Task brief: Determine which lines of the records include the word "photo", and copy them.

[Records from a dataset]
Content starts

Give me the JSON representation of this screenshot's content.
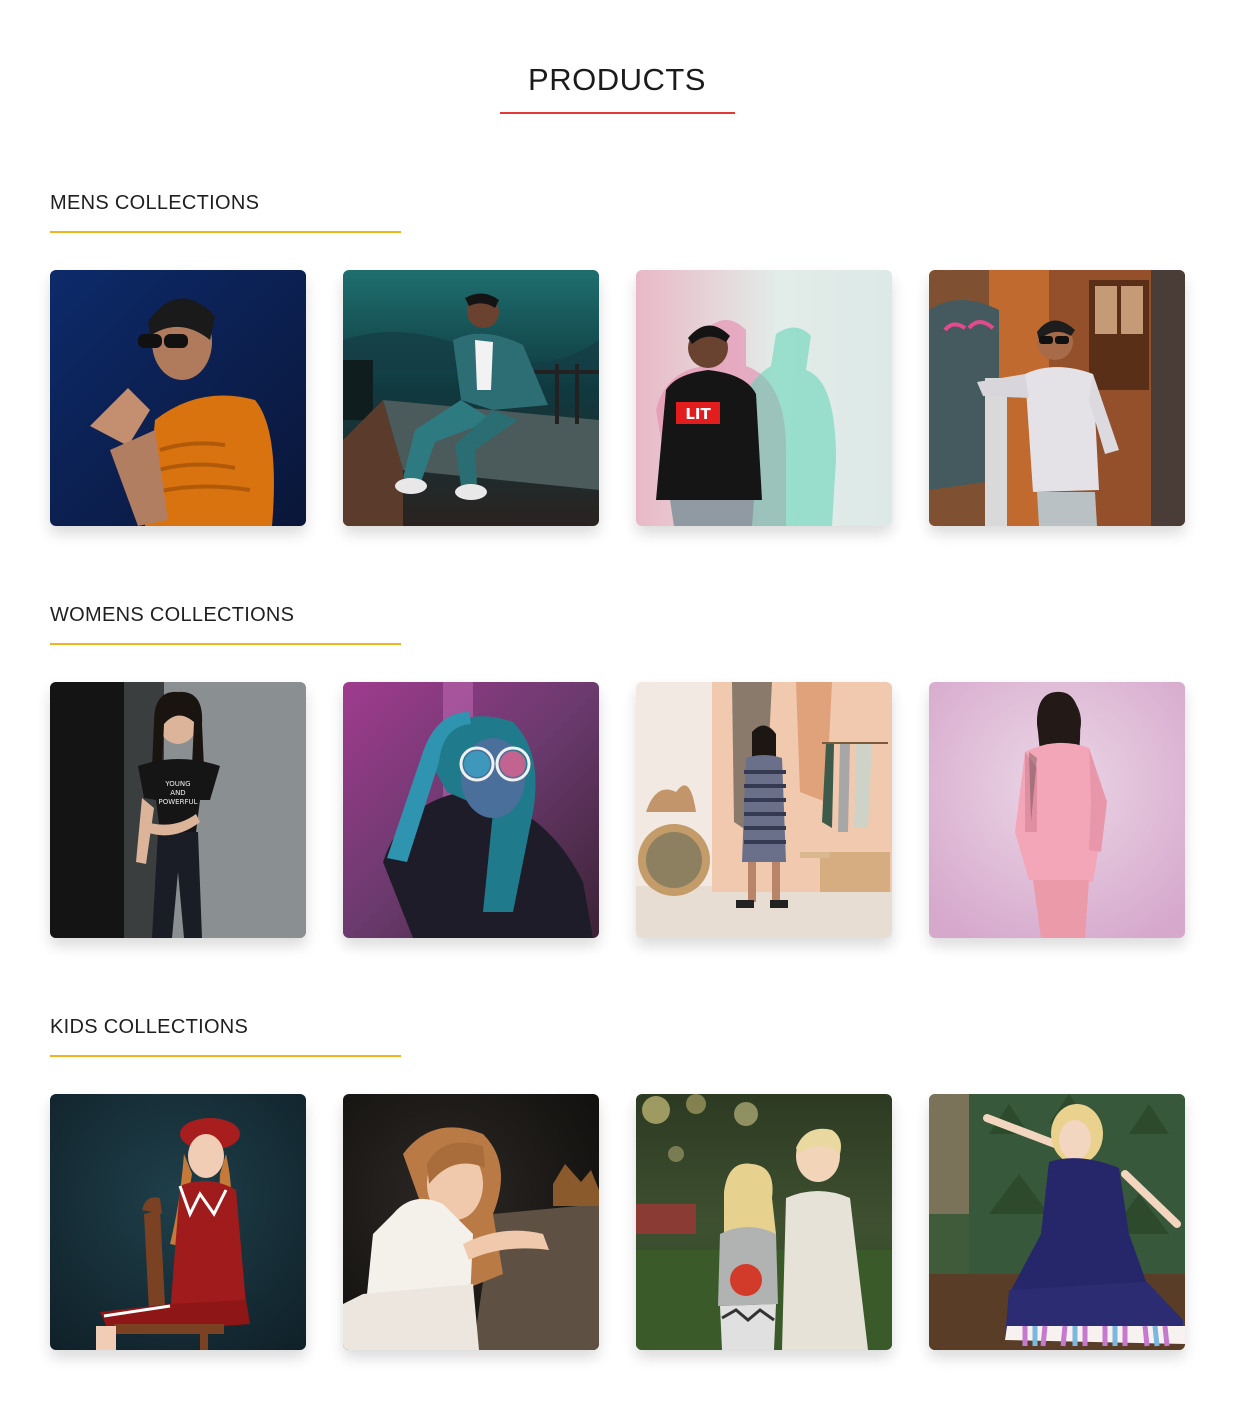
{
  "page": {
    "title": "PRODUCTS",
    "accent_color": "#e53935",
    "section_accent_color": "#f2b41c"
  },
  "sections": [
    {
      "title": "MENS COLLECTIONS",
      "products": [
        {
          "photo": "man-in-orange-sweater-with-sunglasses"
        },
        {
          "photo": "man-in-denim-jacket-sitting-on-ledge"
        },
        {
          "photo": "man-in-black-lit-sweatshirt"
        },
        {
          "photo": "man-in-white-sweater-by-wall"
        }
      ]
    },
    {
      "title": "WOMENS COLLECTIONS",
      "products": [
        {
          "photo": "woman-in-black-tshirt-young-and-powerful"
        },
        {
          "photo": "woman-with-glasses-in-neon-light"
        },
        {
          "photo": "woman-in-striped-dress-in-room"
        },
        {
          "photo": "woman-in-pink-suit"
        }
      ]
    },
    {
      "title": "KIDS COLLECTIONS",
      "products": [
        {
          "photo": "girl-in-red-coat-on-chair"
        },
        {
          "photo": "girl-in-white-dress-leaning-on-table"
        },
        {
          "photo": "two-kids-standing-outdoors"
        },
        {
          "photo": "girl-in-navy-dress-dancing"
        }
      ]
    }
  ]
}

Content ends

Exercise result:
          "photo": "man-in-orange-sweater-with-sunglasses"
          "photo": "man-in-denim-jacket-sitting-on-ledge"
          "photo": "man-in-black-lit-sweatshirt"
          "photo": "man-in-white-sweater-by-wall"
          "photo": "woman-in-black-tshirt-young-and-powerful"
          "photo": "woman-with-glasses-in-neon-light"
          "photo": "woman-in-striped-dress-in-room"
          "photo": "woman-in-pink-suit"
          "photo": "girl-in-red-coat-on-chair"
          "photo": "girl-in-white-dress-leaning-on-table"
          "photo": "two-kids-standing-outdoors"
          "photo": "girl-in-navy-dress-dancing"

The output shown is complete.